<b>THERE ARE</b> a select group of towns and cities that have been immortalized in the rock canon; think “London Calling,” “Detroit Rock City,” or even “Viva Las Vegas.”
<p>Sadly, Arlington is not among this group. This town of 200,000 across the river from the nation’s capital wouldn’t be on anyone’s short list of legendary rock and roll meccas.
<p>But that’s not due to its lack of trying. Dozens of well-respected, if not widely heard, bands have called Arlington their home. And there are currently numerous places in the county to create, play and listen to rock music.
<p><b>ONE OF THE</b> more fondly remembered bands to come out of Arlington is Pentagram, a mid-1970s quartet that local amateur rock historian John Stanton described as “stoner gods.”
<p>The group trafficked in the kind of loud, aggressive heavy metal popularized at the time by Black Sabbath and Led Zeppelin.

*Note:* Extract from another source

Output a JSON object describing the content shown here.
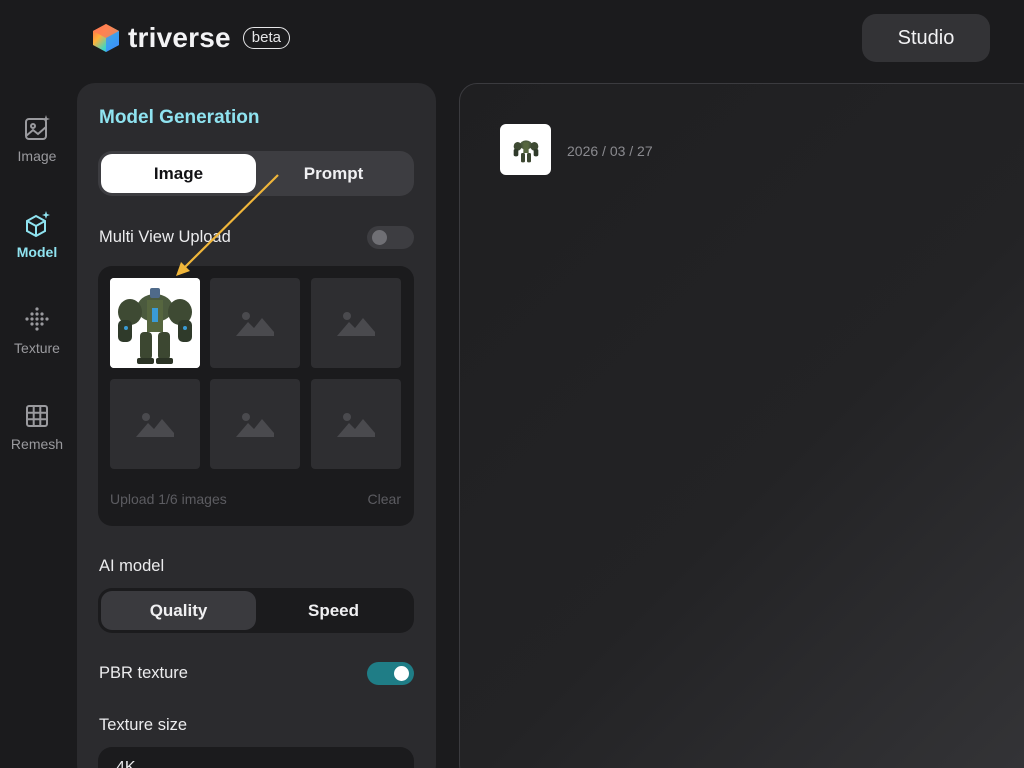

Lead by vocalist Bobby Liebling, a Crystal City native, Pentagram slowly gained a following and was able to score a rehearsal with Gene Simmons and Paul Stanley of Kiss. But they were never able to secure an elusive major-label contract.
<p>“They should have been big,” Stanton said, “But you know how that goes.”
<p>Another Arlington band that flirted with greatness was The Cherry People.
<p>The band was one of many that formed in the wake of The Beatles’ arrival on American shores. Known for their explosive guitar playing and lively shows, they played often at Washington-Lee High School and other places around the area.
<p>In 1967, The Cherry People recorded a self-titled album in New York City. However, according to an account from the Arlington County Library’s Virginia Room, the band’s record label added strings and horns to their album after it was recorded to make it poppier. The Cherry People never regained focus and eventually broke up in 1975.
<p><b>IN THE EARLY</b> and mid-1980s, the bands on local label Dischord Records, such as Minor Threat, Rites of Spring and Fugazi, seemed poised to take over the world.
<p>While that didn’t quite happen, those fiercely independent and ambitious groups put Washington D.C. on the map as one of the premiere punk rock cities in the country.
<p>However, few people are aware that almost none of that legendary music was actually recorded in the District; rather, it was put to tape in Arlington at Inner Ear Recording Studios.
<p>Inner Ear started off in the basement of Don Zientara, an electronics expert who lived near Thomas Jefferson Middle School. When The Teen Idles, an early-1980s punk group headed by local legend Ian MacKaye, were recording at Inner Ear they thought it was in the middle of nowhere.
<p>“They said ‘I wonder if a 7-11 is nearby. Maybe we should stock up,’” Zientara recalled. “They thought it was in the hinterlands.”
<p>In 1990, Zientara moved his studio to the Shirlington area and, since then, it has played host to some of the biggest names in rock: Jimmy Eat World, Dave Grohl and Henry Rollins just to name a few.
<p>But Zientara said that the downside to moving to a bigger studio is that his costs have gone up and his services have become less affordable. “Some of the local bands that I would like to record just can’t do it,” he said. “It’s a problem that really can’t be avoided.”
<p><b>ZIENTARA’S</b> Inner Ear Recording Studios isn’t the only place in Arlington that caters to loud, guitar-driven music.
<p>In the Clarendon neighborhood, above the Galaxy Hut bar, exists a little-known recording studio that focuses on the small bands Zientara might have worked with 25 years ago.
<p>Known simply as Upstairs Studios, the operation is run by Nikhal Ranade, a drummer in the local band The Aerialists.
<p>Larry Hoffman, owner of the Galaxy Hut and fellow Aerialists member, said that the studio is in a perfect location. “It’s in an apartment but it’s above a restaurant and a bar so you can make a lot of noise up there,” he said.
<p>Upstairs Studios has a rudimentary but solid setup, Hoffman said, and many small but talented local bands such as The Cassettes and Trans-Am have recorded there.
Galaxy Hut’s recording studio, along with its quirky décor and the dozens of bands that play there on a regular basis, have made it ground zero in the fledgling rock scene that currently exists in Arlington.
<p>But Hoffman said that, while there is a rock scene in the county, people shouldn’t expect all of Arlington’s bands to have a common thread uniting their sounds.
<p>“Ten years ago … [it] was kind of defined,” he said. “But since the whole scene doesn’t focus on Dischord Records anymore that sound is kind of a free for all.”